The very act of realizing that your body is a number of well-refined subsystems acting in accordance with one another is just one of them, and one I find myself drawn to every so often.
So I may be, in essence, a machine but how finely-tuned? How well-oiled?
I function, with some minor hiccups here and there. But I’m only human, and humankind is not evolution’s crowning achievement.
Evolution is not necessarily “survival of the fittest.” Evolution is throwing things at the wall to see what sticks. It is a game of inches; it’s about finding the rules of survival and bending them into a pretzel. It’s about how heavily you can game the system.
Humans have some kinks to work out, for sure. Our minds are powerful and flexible, but there are vestiges of bygone eras long since past encoded in the way we organize ourselves (I.E. tribalism), and process the world.
No human alive NEEDS their tonsils or their tailbones. But they also don’t impede the way we go about or business enough to be dealt with by the drip, drip, drip of natural selection.
But we have what we’ve got, regardless of our ability to use it.

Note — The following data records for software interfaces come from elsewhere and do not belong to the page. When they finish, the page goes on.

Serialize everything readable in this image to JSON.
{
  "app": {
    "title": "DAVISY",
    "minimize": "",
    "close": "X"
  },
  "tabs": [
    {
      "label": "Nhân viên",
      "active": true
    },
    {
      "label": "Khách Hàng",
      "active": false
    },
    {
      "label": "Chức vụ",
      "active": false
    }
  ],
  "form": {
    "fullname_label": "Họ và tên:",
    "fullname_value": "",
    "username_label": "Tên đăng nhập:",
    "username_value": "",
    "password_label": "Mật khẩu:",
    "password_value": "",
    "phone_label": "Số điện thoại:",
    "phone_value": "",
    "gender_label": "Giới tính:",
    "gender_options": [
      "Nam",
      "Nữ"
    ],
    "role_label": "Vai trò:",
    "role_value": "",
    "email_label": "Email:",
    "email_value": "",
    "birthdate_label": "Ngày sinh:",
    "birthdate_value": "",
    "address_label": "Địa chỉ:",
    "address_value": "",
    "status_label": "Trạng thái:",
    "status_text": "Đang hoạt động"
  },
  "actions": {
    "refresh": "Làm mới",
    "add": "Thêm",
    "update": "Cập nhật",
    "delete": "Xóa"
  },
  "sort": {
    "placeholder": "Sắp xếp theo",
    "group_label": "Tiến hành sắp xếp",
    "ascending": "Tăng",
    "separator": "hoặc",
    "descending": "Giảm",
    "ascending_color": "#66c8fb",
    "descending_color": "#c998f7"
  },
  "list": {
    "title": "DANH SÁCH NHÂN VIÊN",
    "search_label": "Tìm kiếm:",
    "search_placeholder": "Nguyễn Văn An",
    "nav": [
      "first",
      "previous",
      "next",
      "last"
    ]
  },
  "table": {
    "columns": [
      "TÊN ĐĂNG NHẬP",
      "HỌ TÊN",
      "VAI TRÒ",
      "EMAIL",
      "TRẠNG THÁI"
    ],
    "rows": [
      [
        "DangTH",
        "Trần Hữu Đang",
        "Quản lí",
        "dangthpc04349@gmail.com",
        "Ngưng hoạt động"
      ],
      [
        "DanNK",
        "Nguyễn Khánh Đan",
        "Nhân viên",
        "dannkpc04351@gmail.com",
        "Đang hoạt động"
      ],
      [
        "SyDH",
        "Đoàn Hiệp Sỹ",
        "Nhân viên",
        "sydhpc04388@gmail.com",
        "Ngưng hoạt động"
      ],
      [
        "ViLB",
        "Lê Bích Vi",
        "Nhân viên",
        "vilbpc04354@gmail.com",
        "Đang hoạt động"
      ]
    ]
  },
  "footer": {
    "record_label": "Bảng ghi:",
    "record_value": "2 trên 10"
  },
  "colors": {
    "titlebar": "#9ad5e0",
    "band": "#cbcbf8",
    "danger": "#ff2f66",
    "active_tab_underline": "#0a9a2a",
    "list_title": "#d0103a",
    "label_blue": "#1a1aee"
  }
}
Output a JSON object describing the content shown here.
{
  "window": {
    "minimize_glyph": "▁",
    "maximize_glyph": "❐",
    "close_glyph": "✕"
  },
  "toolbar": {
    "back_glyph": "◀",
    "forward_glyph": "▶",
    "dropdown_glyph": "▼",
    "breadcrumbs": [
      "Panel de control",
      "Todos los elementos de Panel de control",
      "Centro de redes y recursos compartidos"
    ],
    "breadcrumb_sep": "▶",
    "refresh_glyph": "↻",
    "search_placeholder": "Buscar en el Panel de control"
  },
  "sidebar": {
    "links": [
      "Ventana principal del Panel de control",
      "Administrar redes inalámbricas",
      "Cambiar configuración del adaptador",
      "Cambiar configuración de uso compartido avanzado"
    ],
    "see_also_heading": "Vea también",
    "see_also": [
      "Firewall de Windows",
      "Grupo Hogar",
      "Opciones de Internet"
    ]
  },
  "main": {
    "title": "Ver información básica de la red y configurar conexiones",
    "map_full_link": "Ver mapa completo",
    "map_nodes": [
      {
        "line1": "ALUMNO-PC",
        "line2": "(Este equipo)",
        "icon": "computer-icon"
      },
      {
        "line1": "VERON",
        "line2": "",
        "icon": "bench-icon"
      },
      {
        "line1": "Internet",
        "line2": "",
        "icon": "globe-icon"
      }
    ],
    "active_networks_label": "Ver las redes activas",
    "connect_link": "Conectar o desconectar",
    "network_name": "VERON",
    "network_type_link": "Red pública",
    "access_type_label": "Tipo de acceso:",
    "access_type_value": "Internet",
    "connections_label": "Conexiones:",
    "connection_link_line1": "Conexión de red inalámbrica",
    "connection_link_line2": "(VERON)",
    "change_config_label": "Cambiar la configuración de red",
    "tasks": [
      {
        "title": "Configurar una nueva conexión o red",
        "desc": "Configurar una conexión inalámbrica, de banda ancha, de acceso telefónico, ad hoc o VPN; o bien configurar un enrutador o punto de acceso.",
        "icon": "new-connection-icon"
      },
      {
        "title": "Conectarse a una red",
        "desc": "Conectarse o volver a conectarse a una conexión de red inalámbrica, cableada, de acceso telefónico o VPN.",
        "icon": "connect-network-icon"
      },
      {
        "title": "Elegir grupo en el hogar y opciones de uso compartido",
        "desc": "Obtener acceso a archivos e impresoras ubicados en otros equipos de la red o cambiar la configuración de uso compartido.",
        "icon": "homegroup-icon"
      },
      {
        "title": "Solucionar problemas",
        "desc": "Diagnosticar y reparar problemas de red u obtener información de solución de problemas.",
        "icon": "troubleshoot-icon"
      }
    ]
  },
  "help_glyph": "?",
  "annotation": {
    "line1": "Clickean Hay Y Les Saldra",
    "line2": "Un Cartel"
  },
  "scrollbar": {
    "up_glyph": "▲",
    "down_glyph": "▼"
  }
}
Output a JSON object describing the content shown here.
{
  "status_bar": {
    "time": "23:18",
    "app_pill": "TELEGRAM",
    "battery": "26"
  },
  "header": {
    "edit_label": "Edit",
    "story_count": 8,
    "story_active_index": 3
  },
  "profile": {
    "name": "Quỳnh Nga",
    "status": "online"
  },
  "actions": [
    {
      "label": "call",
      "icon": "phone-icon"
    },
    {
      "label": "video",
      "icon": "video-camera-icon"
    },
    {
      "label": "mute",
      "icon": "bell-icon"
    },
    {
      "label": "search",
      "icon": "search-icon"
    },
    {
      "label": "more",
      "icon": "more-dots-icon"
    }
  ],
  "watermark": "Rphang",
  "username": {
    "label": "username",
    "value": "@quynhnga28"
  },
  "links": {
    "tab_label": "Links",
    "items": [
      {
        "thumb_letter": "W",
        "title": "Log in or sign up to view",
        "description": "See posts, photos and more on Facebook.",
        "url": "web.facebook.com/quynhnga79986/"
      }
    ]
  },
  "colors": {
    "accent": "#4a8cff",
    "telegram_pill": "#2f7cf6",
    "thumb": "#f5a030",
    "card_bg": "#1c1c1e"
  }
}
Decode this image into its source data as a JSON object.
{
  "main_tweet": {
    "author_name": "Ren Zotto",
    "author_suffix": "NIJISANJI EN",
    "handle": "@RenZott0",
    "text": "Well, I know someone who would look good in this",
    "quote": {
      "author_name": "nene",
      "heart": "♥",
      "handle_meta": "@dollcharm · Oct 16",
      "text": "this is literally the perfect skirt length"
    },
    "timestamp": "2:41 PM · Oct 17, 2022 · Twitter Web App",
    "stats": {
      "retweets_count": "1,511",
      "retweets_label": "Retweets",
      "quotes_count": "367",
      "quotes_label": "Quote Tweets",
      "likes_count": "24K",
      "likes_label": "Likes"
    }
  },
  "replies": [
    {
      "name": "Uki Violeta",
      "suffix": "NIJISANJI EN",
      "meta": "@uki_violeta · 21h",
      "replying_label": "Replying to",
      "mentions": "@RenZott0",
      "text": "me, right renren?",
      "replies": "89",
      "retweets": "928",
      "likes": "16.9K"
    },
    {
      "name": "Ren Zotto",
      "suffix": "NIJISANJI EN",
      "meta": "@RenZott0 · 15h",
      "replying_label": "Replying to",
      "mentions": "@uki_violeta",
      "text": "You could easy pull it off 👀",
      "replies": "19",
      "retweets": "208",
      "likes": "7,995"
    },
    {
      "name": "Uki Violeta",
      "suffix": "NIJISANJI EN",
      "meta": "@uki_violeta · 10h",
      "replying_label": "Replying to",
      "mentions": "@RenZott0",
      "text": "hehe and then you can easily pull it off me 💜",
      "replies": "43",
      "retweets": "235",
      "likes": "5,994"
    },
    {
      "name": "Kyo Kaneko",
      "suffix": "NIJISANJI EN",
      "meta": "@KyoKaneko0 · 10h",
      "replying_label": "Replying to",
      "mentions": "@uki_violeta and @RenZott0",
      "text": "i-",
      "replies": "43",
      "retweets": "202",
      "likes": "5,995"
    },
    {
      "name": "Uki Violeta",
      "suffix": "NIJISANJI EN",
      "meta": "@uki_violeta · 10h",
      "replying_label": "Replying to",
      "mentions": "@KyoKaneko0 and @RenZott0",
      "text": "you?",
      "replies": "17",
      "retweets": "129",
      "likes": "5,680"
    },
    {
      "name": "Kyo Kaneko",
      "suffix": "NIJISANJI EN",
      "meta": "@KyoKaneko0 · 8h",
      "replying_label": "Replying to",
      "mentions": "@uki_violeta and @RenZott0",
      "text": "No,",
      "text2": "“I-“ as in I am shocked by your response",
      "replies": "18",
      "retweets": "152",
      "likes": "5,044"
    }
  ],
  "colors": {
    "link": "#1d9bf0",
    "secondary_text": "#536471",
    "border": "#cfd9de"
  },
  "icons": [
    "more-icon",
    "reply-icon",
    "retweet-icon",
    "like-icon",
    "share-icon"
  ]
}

This is what inspired me to write Vestigial Structures. Those bits of me left over from when I definitely wasn’t human.